Federal Reserve officials played down the risk that the US economy will tip into recession, even as they raise interest rates with another 75 basis-point hike on the table next month.
New York Fed President John Williams and San Francisco’s Mary Daly both acknowledged on Tuesday they had to cool the hottest inflation in 40 years, but insisted that a soft landing was still possible.
“I see us tapping on the brakes to slow to a more sustainable pace, rather than slamming on the brakes, going over the handlebars and having the proverbial recession,” Daly told an online event hosted by LinkedIn. “I wouldn’t be surprised, and it’s actually in my forecast, that growth will slip below 2%, but it won’t actually pivot down into negative territory for a long period of time.”
Fed officials have pivoted to more aggressive rate increases as they fight the hottest inflation in 40 years, following criticism that they left monetary policy too easy for too long as the economy rebounded from the pandemic.
The Fed raised its benchmark rate earlier this month by 75 basis points -- the biggest increase since 1994 -- to a range of 1.5% to 1.75%. Chair Jerome Powell told reporters after the meeting that officials could consider another 75 basis-point increase, or a 50 basis-point hike, when they meet next month.
Powell will speak at 9 a.m. Washington time Wednesday on a panel during the European Central Bank’s annual policy forum in Sintra, Portugal.
Williams closely echoed the Fed chair, telling CNBC in an interview earlier Tuesday that “in terms of our next meeting, I think 50 to 75 is clearly going to be the debate.”
The policy maker said he supports raising the Fed’s benchmark interest rate to a range of 3% to 3.5% by later this year, and that the path for 2023 will depend on the data -- though current bets in financial markets for rates to be around 3.5% to 4% next year are “a perfectly reasonable projection right now.”

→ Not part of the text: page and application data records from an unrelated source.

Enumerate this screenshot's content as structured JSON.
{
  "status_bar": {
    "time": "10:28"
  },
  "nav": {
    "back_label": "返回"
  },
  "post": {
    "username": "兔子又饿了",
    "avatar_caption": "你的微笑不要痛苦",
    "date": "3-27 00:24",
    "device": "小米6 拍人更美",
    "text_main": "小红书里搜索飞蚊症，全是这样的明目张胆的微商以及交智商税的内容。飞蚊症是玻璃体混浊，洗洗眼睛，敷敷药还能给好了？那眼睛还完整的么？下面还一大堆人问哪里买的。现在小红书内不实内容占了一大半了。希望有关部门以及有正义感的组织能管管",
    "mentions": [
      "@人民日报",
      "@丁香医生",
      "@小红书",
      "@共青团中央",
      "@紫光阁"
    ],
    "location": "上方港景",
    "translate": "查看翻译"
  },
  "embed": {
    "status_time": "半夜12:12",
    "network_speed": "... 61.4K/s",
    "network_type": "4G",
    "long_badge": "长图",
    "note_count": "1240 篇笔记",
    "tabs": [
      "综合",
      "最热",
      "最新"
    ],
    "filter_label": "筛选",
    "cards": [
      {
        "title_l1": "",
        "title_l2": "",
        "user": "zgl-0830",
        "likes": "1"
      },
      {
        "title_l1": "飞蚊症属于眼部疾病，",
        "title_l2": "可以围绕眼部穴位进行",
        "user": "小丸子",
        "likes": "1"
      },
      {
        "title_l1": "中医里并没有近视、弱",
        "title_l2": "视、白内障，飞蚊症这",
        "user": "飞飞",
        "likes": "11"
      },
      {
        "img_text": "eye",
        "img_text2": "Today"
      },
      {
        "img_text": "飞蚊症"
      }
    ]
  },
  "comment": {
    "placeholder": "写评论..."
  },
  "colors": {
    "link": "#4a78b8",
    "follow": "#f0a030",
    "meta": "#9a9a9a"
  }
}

Investors are almost fully pricing a 75 basis point increase at the Fed’s July 26-27 meeting and see rates peaking around 3.6% next year, which is slightly below the 3.8% projected in the latest quarterly dot plot of Fed rate forecasts released June 15.
Some other policy makers, including Fed Governor Michelle Bowman and Governor Christopher Waller, have since backed a 75 basis-point hike next month. Minneapolis Fed President Neel Kashkari and Chicago’s Charles Evans said it would be reasonable to consider another increase of that size and Daly has called a 75 basis-point increase a good place to start the debate.
Consumer prices rose 8.6% last month from a year ago, according to the Labor Department. The CPI report for June will be published July 13.
The New York Fed chief also said he expects economic growth to cool and the unemployment rate to rise as the Fed hikes borrowing costs to tame inflation, but he doesn’t project a recession.
“I am expecting growth to slow this year, quite a bit, relative to what we had last year, and actually to slow to probably 1% to 1.5% GDP growth,” he said, indicating that he has one of the lower forecasts among the Fed’s 18 policy makers, based on the 1%-2% range of their quarterly growth estimates updated earlier this month.
“But that is not a recession. It’s a slowdown we need to see in the economy to reduce the inflationary pressures that we have and bring inflation down.”